___ Record extracts ___

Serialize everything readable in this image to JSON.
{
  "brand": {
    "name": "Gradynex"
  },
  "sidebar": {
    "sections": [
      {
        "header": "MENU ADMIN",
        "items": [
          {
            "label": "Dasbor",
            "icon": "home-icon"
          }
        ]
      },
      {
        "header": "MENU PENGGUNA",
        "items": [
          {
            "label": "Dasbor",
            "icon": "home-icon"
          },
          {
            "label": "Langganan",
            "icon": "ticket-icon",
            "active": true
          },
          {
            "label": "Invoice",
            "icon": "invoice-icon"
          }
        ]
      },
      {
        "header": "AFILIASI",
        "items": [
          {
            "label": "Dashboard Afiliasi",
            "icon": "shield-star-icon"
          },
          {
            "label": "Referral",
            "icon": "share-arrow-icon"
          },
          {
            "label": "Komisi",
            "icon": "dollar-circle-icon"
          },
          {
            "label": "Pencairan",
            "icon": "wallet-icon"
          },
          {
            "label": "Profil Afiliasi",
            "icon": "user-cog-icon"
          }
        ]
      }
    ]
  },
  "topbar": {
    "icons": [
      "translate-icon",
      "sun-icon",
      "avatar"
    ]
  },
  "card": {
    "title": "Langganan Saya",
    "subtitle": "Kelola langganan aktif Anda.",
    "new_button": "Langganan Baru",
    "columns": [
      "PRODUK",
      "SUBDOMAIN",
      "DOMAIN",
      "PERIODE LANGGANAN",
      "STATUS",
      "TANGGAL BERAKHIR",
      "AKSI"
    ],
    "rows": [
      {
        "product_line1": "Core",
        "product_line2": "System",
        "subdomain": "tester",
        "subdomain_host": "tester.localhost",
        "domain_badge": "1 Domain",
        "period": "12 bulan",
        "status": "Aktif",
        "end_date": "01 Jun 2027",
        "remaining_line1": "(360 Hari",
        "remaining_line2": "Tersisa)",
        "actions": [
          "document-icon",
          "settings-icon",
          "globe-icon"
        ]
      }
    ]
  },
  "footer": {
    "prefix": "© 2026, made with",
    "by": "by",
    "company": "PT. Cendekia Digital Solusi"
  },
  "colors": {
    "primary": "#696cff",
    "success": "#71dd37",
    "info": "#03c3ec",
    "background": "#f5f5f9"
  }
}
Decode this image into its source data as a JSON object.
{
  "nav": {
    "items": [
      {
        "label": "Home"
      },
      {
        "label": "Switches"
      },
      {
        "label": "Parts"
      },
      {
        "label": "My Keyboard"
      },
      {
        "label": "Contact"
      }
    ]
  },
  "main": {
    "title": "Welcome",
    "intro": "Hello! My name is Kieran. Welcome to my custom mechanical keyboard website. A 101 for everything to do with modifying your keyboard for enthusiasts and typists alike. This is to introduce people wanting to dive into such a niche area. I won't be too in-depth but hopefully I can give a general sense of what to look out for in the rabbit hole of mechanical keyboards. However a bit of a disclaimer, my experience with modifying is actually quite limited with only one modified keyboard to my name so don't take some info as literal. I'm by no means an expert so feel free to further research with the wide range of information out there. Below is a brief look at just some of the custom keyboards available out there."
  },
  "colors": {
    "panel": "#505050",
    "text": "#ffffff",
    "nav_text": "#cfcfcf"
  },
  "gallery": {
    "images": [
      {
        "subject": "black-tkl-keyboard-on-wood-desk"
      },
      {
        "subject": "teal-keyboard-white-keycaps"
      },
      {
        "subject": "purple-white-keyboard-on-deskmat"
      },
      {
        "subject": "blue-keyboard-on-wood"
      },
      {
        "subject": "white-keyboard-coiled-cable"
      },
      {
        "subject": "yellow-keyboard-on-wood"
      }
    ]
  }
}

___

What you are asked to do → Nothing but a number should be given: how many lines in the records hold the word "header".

Output below → 3